Tuesday, September 09, 2008

A Portrait of the 1920s New Yorker Reader

The New Yorker magazine has always had an exclusive reputation, but during its first five years it was PARTICULARLY exclusive, geared to people who are simply not like you and me. New Yorker readers may have spent countless nights playing Mahjong, bridge, and annoying trivia games, but you somehow can't see them ever playing dominoes or -- God forbid -- ROCK BAND (which, in the '20s, would have required eighteen friends with various types of horns, and perhaps a guy with an electronic washboard when doing the down-home stuff).

Whenever the magazine gets too stuffy for words, I need to remind myself of its readership. And sometimes the disconnect is spelled out so beautifully that it's worth mentioning.

Here's a Rolls-Royce advertisement in the April 6, 1929 issue. While I'm sure that Rolls-Royce was advertised in less exclusive magazines at the time, I somehow doubt that the other magazines got THIS version:
Yes, you can get along without a Rolls-Royce. You can get along without trips to Europe, or a fine piano in your home, or sterling silver on the table. But you don't.
Judging by all the tittery articles about steamship trips abroad, you can be reasonably sure that the average New Yorker reader DIDN'T get along without all those things...or at the very least they WANTED to be the sort of person who didn't.

I also get a kick out of this sentence:
America's foremost bankers -- 163 of them -- endorse Rolls-Royce as an investment by owning Rolls-Royces themselves!
Was this line REALLY intended to show the "investment" value of the car...or was it simply there to remind you that rich and prominent people drove Rolls-Royces, so you should too?


Anonymous said...

Yes, it appears that the ads are not aimed at the hoi polloi. Remember, though, that these were the Roaring Twenties.
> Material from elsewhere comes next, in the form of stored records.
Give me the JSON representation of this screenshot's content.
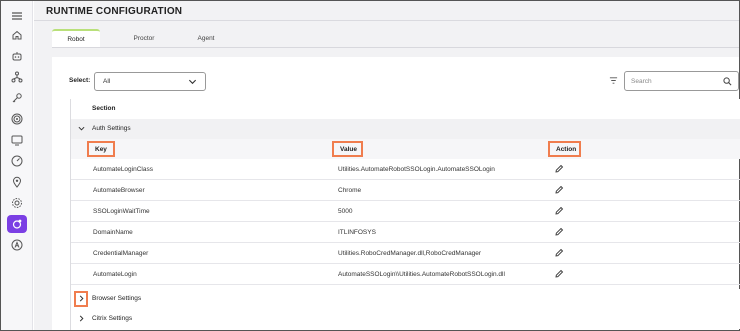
{
  "page": {
    "title": "RUNTIME CONFIGURATION"
  },
  "sidebar": {
    "icons": [
      "menu-icon",
      "home-icon",
      "robot-icon",
      "network-icon",
      "key-icon",
      "target-icon",
      "monitor-icon",
      "gauge-icon",
      "location-icon",
      "settings-icon",
      "runtime-config-icon",
      "agent-icon"
    ]
  },
  "tabs": [
    {
      "label": "Robot",
      "active": true
    },
    {
      "label": "Proctor",
      "active": false
    },
    {
      "label": "Agent",
      "active": false
    }
  ],
  "filter": {
    "select_label": "Select:",
    "select_value": "All",
    "search_placeholder": "Search"
  },
  "table": {
    "section_header": "Section",
    "groups": [
      {
        "label": "Auth Settings",
        "expanded": true
      },
      {
        "label": "Browser Settings",
        "expanded": false
      },
      {
        "label": "Citrix Settings",
        "expanded": false
      }
    ],
    "columns": {
      "key": "Key",
      "value": "Value",
      "action": "Action"
    },
    "rows": [
      {
        "key": "AutomateLoginClass",
        "value": "Utilities.AutomateRobotSSOLogin.AutomateSSOLogin"
      },
      {
        "key": "AutomateBrowser",
        "value": "Chrome"
      },
      {
        "key": "SSOLoginWaitTime",
        "value": "5000"
      },
      {
        "key": "DomainName",
        "value": "ITLINFOSYS"
      },
      {
        "key": "CredentialManager",
        "value": "Utilities.RoboCredManager.dll,RoboCredManager"
      },
      {
        "key": "AutomateLogin",
        "value": "AutomateSSOLogin\\\\Utilities.AutomateRobotSSOLogin.dll"
      }
    ]
  },
  "colors": {
    "accent": "#7b3fe4",
    "highlight": "#f07d4e",
    "tab_active": "#b9e07a"
  }
}
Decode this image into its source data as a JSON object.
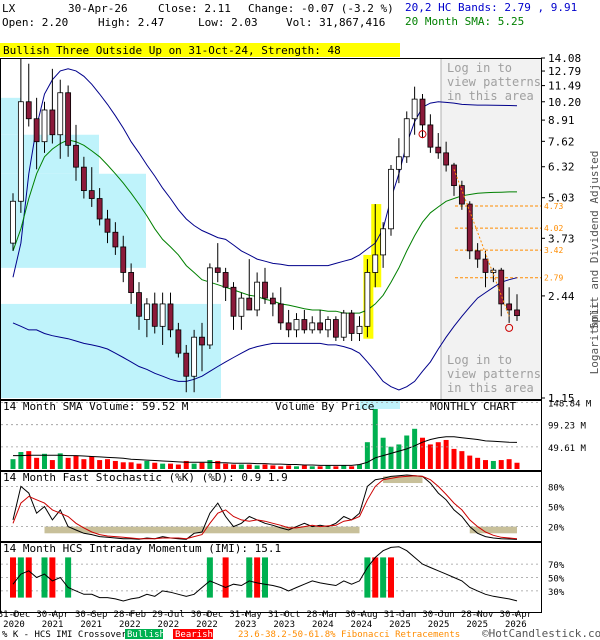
{
  "header": {
    "symbol": "LX",
    "date": "30-Apr-26",
    "close_label": "Close: 2.11",
    "change_label": "Change: -0.07 (-3.2 %)",
    "open_label": "Open: 2.20",
    "high_label": "High: 2.47",
    "low_label": "Low: 2.03",
    "vol_label": "Vol: 31,867,416",
    "hc_bands_label": "20,2 HC Bands: 2.79 , 9.91",
    "sma_label": "20 Month SMA: 5.25"
  },
  "pattern_banner": "Bullish Three Outside Up on 31-Oct-24, Strength: 48",
  "watermark_top": [
    "Log in to",
    "view patterns",
    "in this area"
  ],
  "watermark_bottom": [
    "Log in to",
    "view patterns",
    "in this area"
  ],
  "side_label": "Split and Dividend Adjusted",
  "side_label_log": "Logarithmic",
  "colors": {
    "up": "#ffffff",
    "down": "#8b1a3a",
    "hc_band": "#00008b",
    "sma": "#008000",
    "banner": "#ffff00",
    "vbp": "#bff3fb",
    "fib": "#ff8c00",
    "hcs_up": "#00b050",
    "hcs_down": "#ff0000",
    "title_blue": "#0000cc",
    "title_green": "#008000"
  },
  "chart_data": [
    {
      "type": "candlestick",
      "title": "LX",
      "y_scale": "log",
      "ylim": [
        1.15,
        14.08
      ],
      "y_ticks": [
        "14.08",
        "12.79",
        "11.49",
        "10.20",
        "8.91",
        "7.62",
        "6.32",
        "5.03",
        "3.73",
        "2.44",
        "1.15"
      ],
      "fib_levels": [
        "4.73",
        "4.02",
        "3.42",
        "2.79"
      ],
      "candles": [
        {
          "x": "2020-12",
          "o": 3.6,
          "h": 5.2,
          "l": 3.4,
          "c": 4.9
        },
        {
          "x": "2021-01",
          "o": 4.9,
          "h": 14.0,
          "l": 4.5,
          "c": 10.2
        },
        {
          "x": "2021-02",
          "o": 10.2,
          "h": 13.5,
          "l": 8.5,
          "c": 9.0
        },
        {
          "x": "2021-03",
          "o": 9.0,
          "h": 10.5,
          "l": 6.2,
          "c": 7.6
        },
        {
          "x": "2021-04",
          "o": 7.6,
          "h": 10.2,
          "l": 7.0,
          "c": 9.6
        },
        {
          "x": "2021-05",
          "o": 9.6,
          "h": 13.0,
          "l": 7.5,
          "c": 8.0
        },
        {
          "x": "2021-06",
          "o": 8.0,
          "h": 12.0,
          "l": 6.7,
          "c": 10.9
        },
        {
          "x": "2021-07",
          "o": 10.9,
          "h": 11.5,
          "l": 6.8,
          "c": 7.4
        },
        {
          "x": "2021-08",
          "o": 7.4,
          "h": 8.6,
          "l": 5.7,
          "c": 6.3
        },
        {
          "x": "2021-09",
          "o": 6.3,
          "h": 6.8,
          "l": 5.0,
          "c": 5.3
        },
        {
          "x": "2021-10",
          "o": 5.3,
          "h": 6.3,
          "l": 4.7,
          "c": 5.0
        },
        {
          "x": "2021-11",
          "o": 5.0,
          "h": 5.4,
          "l": 4.1,
          "c": 4.3
        },
        {
          "x": "2021-12",
          "o": 4.3,
          "h": 4.6,
          "l": 3.6,
          "c": 3.9
        },
        {
          "x": "2022-01",
          "o": 3.9,
          "h": 4.2,
          "l": 3.3,
          "c": 3.5
        },
        {
          "x": "2022-02",
          "o": 3.5,
          "h": 3.8,
          "l": 2.7,
          "c": 2.9
        },
        {
          "x": "2022-03",
          "o": 2.9,
          "h": 3.1,
          "l": 2.3,
          "c": 2.5
        },
        {
          "x": "2022-04",
          "o": 2.5,
          "h": 2.7,
          "l": 1.9,
          "c": 2.1
        },
        {
          "x": "2022-05",
          "o": 2.05,
          "h": 2.4,
          "l": 1.8,
          "c": 2.3
        },
        {
          "x": "2022-06",
          "o": 2.3,
          "h": 2.5,
          "l": 1.85,
          "c": 1.95
        },
        {
          "x": "2022-07",
          "o": 1.95,
          "h": 2.5,
          "l": 1.7,
          "c": 2.3
        },
        {
          "x": "2022-08",
          "o": 2.3,
          "h": 2.5,
          "l": 1.8,
          "c": 1.9
        },
        {
          "x": "2022-09",
          "o": 1.9,
          "h": 2.0,
          "l": 1.55,
          "c": 1.6
        },
        {
          "x": "2022-10",
          "o": 1.6,
          "h": 1.7,
          "l": 1.2,
          "c": 1.35
        },
        {
          "x": "2022-11",
          "o": 1.35,
          "h": 1.9,
          "l": 1.2,
          "c": 1.8
        },
        {
          "x": "2022-12",
          "o": 1.8,
          "h": 2.0,
          "l": 1.4,
          "c": 1.7
        },
        {
          "x": "2023-01",
          "o": 1.7,
          "h": 3.1,
          "l": 1.65,
          "c": 3.0
        },
        {
          "x": "2023-02",
          "o": 3.0,
          "h": 3.6,
          "l": 2.7,
          "c": 2.9
        },
        {
          "x": "2023-03",
          "o": 2.9,
          "h": 3.0,
          "l": 2.35,
          "c": 2.6
        },
        {
          "x": "2023-04",
          "o": 2.6,
          "h": 2.7,
          "l": 1.9,
          "c": 2.1
        },
        {
          "x": "2023-05",
          "o": 2.1,
          "h": 2.5,
          "l": 1.9,
          "c": 2.4
        },
        {
          "x": "2023-06",
          "o": 2.4,
          "h": 3.2,
          "l": 2.2,
          "c": 2.2
        },
        {
          "x": "2023-07",
          "o": 2.2,
          "h": 2.9,
          "l": 2.1,
          "c": 2.7
        },
        {
          "x": "2023-08",
          "o": 2.7,
          "h": 3.0,
          "l": 2.3,
          "c": 2.4
        },
        {
          "x": "2023-09",
          "o": 2.4,
          "h": 2.5,
          "l": 2.1,
          "c": 2.3
        },
        {
          "x": "2023-10",
          "o": 2.3,
          "h": 2.6,
          "l": 1.9,
          "c": 2.0
        },
        {
          "x": "2023-11",
          "o": 2.0,
          "h": 2.2,
          "l": 1.8,
          "c": 1.9
        },
        {
          "x": "2023-12",
          "o": 1.9,
          "h": 2.15,
          "l": 1.8,
          "c": 2.05
        },
        {
          "x": "2024-01",
          "o": 2.05,
          "h": 2.2,
          "l": 1.85,
          "c": 1.9
        },
        {
          "x": "2024-02",
          "o": 1.9,
          "h": 2.1,
          "l": 1.85,
          "c": 2.0
        },
        {
          "x": "2024-03",
          "o": 2.0,
          "h": 2.2,
          "l": 1.85,
          "c": 1.9
        },
        {
          "x": "2024-04",
          "o": 1.9,
          "h": 2.1,
          "l": 1.8,
          "c": 2.05
        },
        {
          "x": "2024-05",
          "o": 2.05,
          "h": 2.1,
          "l": 1.75,
          "c": 1.8
        },
        {
          "x": "2024-06",
          "o": 1.8,
          "h": 2.2,
          "l": 1.75,
          "c": 2.15
        },
        {
          "x": "2024-07",
          "o": 2.15,
          "h": 2.2,
          "l": 1.75,
          "c": 1.85
        },
        {
          "x": "2024-08",
          "o": 1.85,
          "h": 2.1,
          "l": 1.75,
          "c": 1.95
        },
        {
          "x": "2024-09",
          "o": 1.95,
          "h": 3.2,
          "l": 1.8,
          "c": 2.9
        },
        {
          "x": "2024-10",
          "o": 2.9,
          "h": 4.8,
          "l": 2.6,
          "c": 3.3
        },
        {
          "x": "2024-11",
          "o": 3.3,
          "h": 4.2,
          "l": 3.0,
          "c": 4.0
        },
        {
          "x": "2024-12",
          "o": 4.0,
          "h": 6.4,
          "l": 3.8,
          "c": 6.2
        },
        {
          "x": "2025-01",
          "o": 6.2,
          "h": 7.8,
          "l": 5.6,
          "c": 6.8
        },
        {
          "x": "2025-02",
          "o": 6.8,
          "h": 9.5,
          "l": 6.5,
          "c": 9.0
        },
        {
          "x": "2025-03",
          "o": 9.0,
          "h": 11.4,
          "l": 8.0,
          "c": 10.4
        },
        {
          "x": "2025-04",
          "o": 10.4,
          "h": 10.8,
          "l": 7.8,
          "c": 8.6
        },
        {
          "x": "2025-05",
          "o": 8.6,
          "h": 9.3,
          "l": 7.0,
          "c": 7.3
        },
        {
          "x": "2025-06",
          "o": 7.3,
          "h": 8.1,
          "l": 6.7,
          "c": 7.0
        },
        {
          "x": "2025-07",
          "o": 7.0,
          "h": 7.6,
          "l": 6.1,
          "c": 6.4
        },
        {
          "x": "2025-08",
          "o": 6.4,
          "h": 6.5,
          "l": 5.1,
          "c": 5.5
        },
        {
          "x": "2025-09",
          "o": 5.5,
          "h": 5.7,
          "l": 4.6,
          "c": 4.8
        },
        {
          "x": "2025-10",
          "o": 4.8,
          "h": 4.9,
          "l": 3.2,
          "c": 3.4
        },
        {
          "x": "2025-11",
          "o": 3.4,
          "h": 3.6,
          "l": 3.0,
          "c": 3.2
        },
        {
          "x": "2025-12",
          "o": 3.2,
          "h": 3.4,
          "l": 2.6,
          "c": 2.9
        },
        {
          "x": "2026-01",
          "o": 2.9,
          "h": 3.0,
          "l": 2.7,
          "c": 2.95
        },
        {
          "x": "2026-02",
          "o": 2.95,
          "h": 3.0,
          "l": 2.1,
          "c": 2.3
        },
        {
          "x": "2026-03",
          "o": 2.3,
          "h": 2.6,
          "l": 2.0,
          "c": 2.2
        },
        {
          "x": "2026-04",
          "o": 2.2,
          "h": 2.47,
          "l": 2.03,
          "c": 2.11
        }
      ],
      "upper_band": [
        2.8,
        3.6,
        6.0,
        8.5,
        10.8,
        12.0,
        12.8,
        13.0,
        12.8,
        12.3,
        11.6,
        10.8,
        10.0,
        9.2,
        8.4,
        7.6,
        7.0,
        6.4,
        5.9,
        5.4,
        5.0,
        4.6,
        4.3,
        4.1,
        3.95,
        3.85,
        3.75,
        3.7,
        3.55,
        3.4,
        3.3,
        3.2,
        3.15,
        3.1,
        3.08,
        3.05,
        3.05,
        3.05,
        3.05,
        3.05,
        3.05,
        3.1,
        3.15,
        3.2,
        3.3,
        3.45,
        3.6,
        4.0,
        5.0,
        6.0,
        7.5,
        8.8,
        9.8,
        10.1,
        10.2,
        10.15,
        10.1,
        10.0,
        9.98,
        9.95,
        9.95,
        9.94,
        9.93,
        9.92,
        9.91
      ],
      "sma": [
        3.4,
        4.0,
        5.0,
        6.0,
        6.8,
        7.2,
        7.5,
        7.7,
        7.6,
        7.4,
        7.1,
        6.8,
        6.4,
        6.0,
        5.6,
        5.2,
        4.8,
        4.4,
        4.0,
        3.7,
        3.5,
        3.3,
        3.05,
        2.9,
        2.75,
        2.7,
        2.65,
        2.6,
        2.55,
        2.5,
        2.45,
        2.43,
        2.38,
        2.35,
        2.3,
        2.28,
        2.25,
        2.22,
        2.2,
        2.2,
        2.18,
        2.18,
        2.15,
        2.15,
        2.15,
        2.2,
        2.3,
        2.45,
        2.7,
        3.0,
        3.4,
        3.8,
        4.2,
        4.5,
        4.7,
        4.9,
        5.0,
        5.1,
        5.15,
        5.2,
        5.22,
        5.23,
        5.24,
        5.25,
        5.25
      ],
      "lower_band": [
        2.0,
        1.95,
        1.9,
        1.9,
        1.85,
        1.82,
        1.8,
        1.78,
        1.75,
        1.72,
        1.7,
        1.68,
        1.65,
        1.6,
        1.55,
        1.5,
        1.45,
        1.42,
        1.38,
        1.35,
        1.32,
        1.3,
        1.3,
        1.32,
        1.35,
        1.4,
        1.45,
        1.5,
        1.55,
        1.6,
        1.65,
        1.68,
        1.7,
        1.72,
        1.72,
        1.72,
        1.72,
        1.72,
        1.72,
        1.72,
        1.7,
        1.7,
        1.68,
        1.65,
        1.6,
        1.5,
        1.4,
        1.3,
        1.25,
        1.22,
        1.25,
        1.3,
        1.4,
        1.5,
        1.65,
        1.8,
        1.95,
        2.1,
        2.25,
        2.4,
        2.5,
        2.6,
        2.7,
        2.75,
        2.79
      ]
    },
    {
      "type": "bar",
      "title": "14 Month SMA Volume: 59.52 M",
      "center_label": "Volume By Price",
      "right_label": "MONTHLY CHART",
      "y_ticks": [
        "148.84 M",
        "99.23 M",
        "49.61 M"
      ],
      "ylim": [
        0,
        150
      ],
      "values": [
        22,
        38,
        40,
        25,
        34,
        20,
        35,
        25,
        30,
        22,
        28,
        20,
        22,
        18,
        15,
        15,
        12,
        18,
        14,
        12,
        12,
        10,
        18,
        12,
        14,
        20,
        18,
        12,
        10,
        10,
        10,
        8,
        10,
        8,
        6,
        8,
        6,
        8,
        6,
        6,
        8,
        6,
        8,
        6,
        10,
        60,
        140,
        70,
        50,
        55,
        75,
        90,
        70,
        55,
        60,
        65,
        45,
        40,
        30,
        25,
        20,
        18,
        20,
        22,
        14
      ],
      "sma_line": [
        30,
        30,
        31,
        31,
        31,
        31,
        31,
        30,
        30,
        29,
        28,
        27,
        26,
        25,
        24,
        22,
        21,
        20,
        19,
        18,
        17,
        16,
        15,
        15,
        15,
        15,
        14,
        14,
        13,
        13,
        13,
        12,
        12,
        11,
        11,
        10,
        10,
        9,
        9,
        8,
        8,
        8,
        8,
        8,
        10,
        15,
        25,
        30,
        35,
        40,
        45,
        52,
        60,
        66,
        70,
        72,
        72,
        70,
        68,
        66,
        63,
        62,
        61,
        60,
        59.52
      ]
    },
    {
      "type": "line",
      "title": "14 Month Fast Stochastic (%K) (%D): 0.9  1.9",
      "y_ticks": [
        "80%",
        "50%",
        "20%"
      ],
      "ylim": [
        0,
        100
      ],
      "k_values": [
        30,
        80,
        70,
        40,
        50,
        30,
        45,
        20,
        15,
        10,
        8,
        5,
        4,
        3,
        2,
        2,
        1,
        3,
        2,
        5,
        3,
        2,
        1,
        10,
        12,
        40,
        55,
        35,
        20,
        25,
        35,
        30,
        25,
        22,
        18,
        15,
        20,
        25,
        20,
        22,
        20,
        25,
        35,
        30,
        40,
        80,
        90,
        92,
        95,
        96,
        97,
        96,
        95,
        85,
        70,
        60,
        45,
        35,
        20,
        10,
        5,
        3,
        2,
        1.5,
        0.9
      ],
      "d_values": [
        25,
        55,
        65,
        60,
        55,
        45,
        40,
        35,
        25,
        18,
        12,
        8,
        6,
        5,
        4,
        3,
        2,
        2,
        2,
        3,
        3,
        3,
        2,
        5,
        8,
        25,
        40,
        45,
        35,
        30,
        28,
        30,
        28,
        25,
        22,
        18,
        18,
        20,
        22,
        20,
        21,
        22,
        28,
        30,
        35,
        60,
        80,
        90,
        92,
        94,
        95,
        96,
        95,
        90,
        80,
        68,
        55,
        45,
        30,
        20,
        12,
        7,
        4,
        3,
        1.9
      ]
    },
    {
      "type": "line",
      "title": "14 Month HCS Intraday Momentum (IMI): 15.1",
      "y_ticks": [
        "70%",
        "50%",
        "30%"
      ],
      "ylim": [
        0,
        100
      ],
      "values": [
        40,
        55,
        60,
        50,
        55,
        45,
        50,
        35,
        30,
        25,
        25,
        20,
        20,
        18,
        15,
        18,
        20,
        25,
        22,
        30,
        28,
        25,
        22,
        25,
        35,
        45,
        40,
        35,
        40,
        38,
        45,
        42,
        40,
        38,
        35,
        30,
        35,
        40,
        45,
        42,
        40,
        38,
        45,
        40,
        45,
        65,
        80,
        90,
        95,
        96,
        90,
        80,
        70,
        65,
        60,
        55,
        50,
        45,
        35,
        30,
        25,
        22,
        20,
        18,
        15.1
      ],
      "bullish_markers": [
        "2021-01",
        "2021-04",
        "2021-07",
        "2023-01",
        "2023-06",
        "2023-08",
        "2024-09",
        "2024-11"
      ],
      "bearish_markers": [
        "2020-12",
        "2021-02",
        "2021-05",
        "2023-03",
        "2023-07",
        "2024-10",
        "2024-12"
      ]
    }
  ],
  "x_tick_labels": [
    "31-Dec\n2020",
    "30-Apr\n2021",
    "30-Sep\n2021",
    "28-Feb\n2022",
    "29-Jul\n2022",
    "30-Dec\n2022",
    "31-May\n2023",
    "31-Oct\n2023",
    "28-Mar\n2024",
    "30-Aug\n2024",
    "31-Jan\n2025",
    "30-Jun\n2025",
    "28-Nov\n2025",
    "30-Apr\n2026"
  ],
  "footer": {
    "legend_text": "% K - HCS IMI Crossover:",
    "bullish": "Bullish",
    "bearish": "Bearish",
    "fib_text": "23.6-38.2-50-61.8% Fibonacci Retracements",
    "copyright": "©HotCandlestick.com"
  }
}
Everyone (at least those whose station was above the common rabble) was invested in the market and saw the most amazing capital gains. So why not ever-upward aspirations? Remember, too, that clocks back then were not silent (Rolls-Royce had made much of their automotive clock’s silence).
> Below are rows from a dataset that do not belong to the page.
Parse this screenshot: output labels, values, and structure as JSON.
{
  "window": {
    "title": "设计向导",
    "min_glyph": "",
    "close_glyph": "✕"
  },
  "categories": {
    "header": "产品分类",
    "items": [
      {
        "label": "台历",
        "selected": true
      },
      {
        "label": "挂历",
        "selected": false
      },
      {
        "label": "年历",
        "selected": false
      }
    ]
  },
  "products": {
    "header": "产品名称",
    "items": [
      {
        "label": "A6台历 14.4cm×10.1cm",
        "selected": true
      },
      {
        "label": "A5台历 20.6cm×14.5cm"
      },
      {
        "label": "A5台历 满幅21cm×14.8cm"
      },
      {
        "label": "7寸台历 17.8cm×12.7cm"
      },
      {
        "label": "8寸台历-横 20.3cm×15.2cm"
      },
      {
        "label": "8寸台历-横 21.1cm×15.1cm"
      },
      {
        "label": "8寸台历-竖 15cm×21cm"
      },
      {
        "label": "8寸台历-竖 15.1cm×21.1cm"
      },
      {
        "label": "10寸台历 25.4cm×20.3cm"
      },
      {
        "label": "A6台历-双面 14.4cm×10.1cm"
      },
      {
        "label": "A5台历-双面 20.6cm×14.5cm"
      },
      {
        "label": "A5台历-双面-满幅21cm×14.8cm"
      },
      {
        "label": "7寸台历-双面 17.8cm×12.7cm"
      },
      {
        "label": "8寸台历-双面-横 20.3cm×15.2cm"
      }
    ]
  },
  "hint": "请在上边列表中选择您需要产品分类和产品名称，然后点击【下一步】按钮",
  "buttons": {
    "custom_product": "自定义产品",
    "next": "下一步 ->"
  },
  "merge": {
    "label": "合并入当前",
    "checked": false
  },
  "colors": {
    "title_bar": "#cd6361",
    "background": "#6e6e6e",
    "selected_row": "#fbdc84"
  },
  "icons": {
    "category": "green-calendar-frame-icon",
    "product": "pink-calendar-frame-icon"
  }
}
The ads are definitely snobbish. But can they be excused by the seeming inevitability of an ever-upward stock market, and wealth for all, that fueled such aspirations? If you could not afford all of the luxuries mentioned, then perhaps it would be your turn next year. At least, that was the thinking of many.

But not John D. Rockefeller, according to stories told me as a child. When elevator operators were touting stock tips, the first American billionaire knew it was time to get out of the market. Although the story may be apocryphal, I’m sure there are elements of truth to it.

Was it not just a few years ago that the dot.com revolution (pre-bubble) would change all of business as we knew it, and allow us to retire early? That ain’t the way it turned out, is it? As a popular song after the Crash of ’29 said, “Brother, can you spare a dime?”

No. Really. Can you? And by a dime, I really mean $100.00. My R-R Silver Shadow needs a fill-up…

Adam Thornton said...

True, it may be a question more of general aspiration than of actual wealth, which must have made the crash that much more painful...if people actually BELIEVED they could achieve those things if they invested enough, it must have been AWFUL to lose everything through the very mechanism of their salvation.

A silent automotive clock? You have to wonder why they didn't concentrate on "heated interior." :)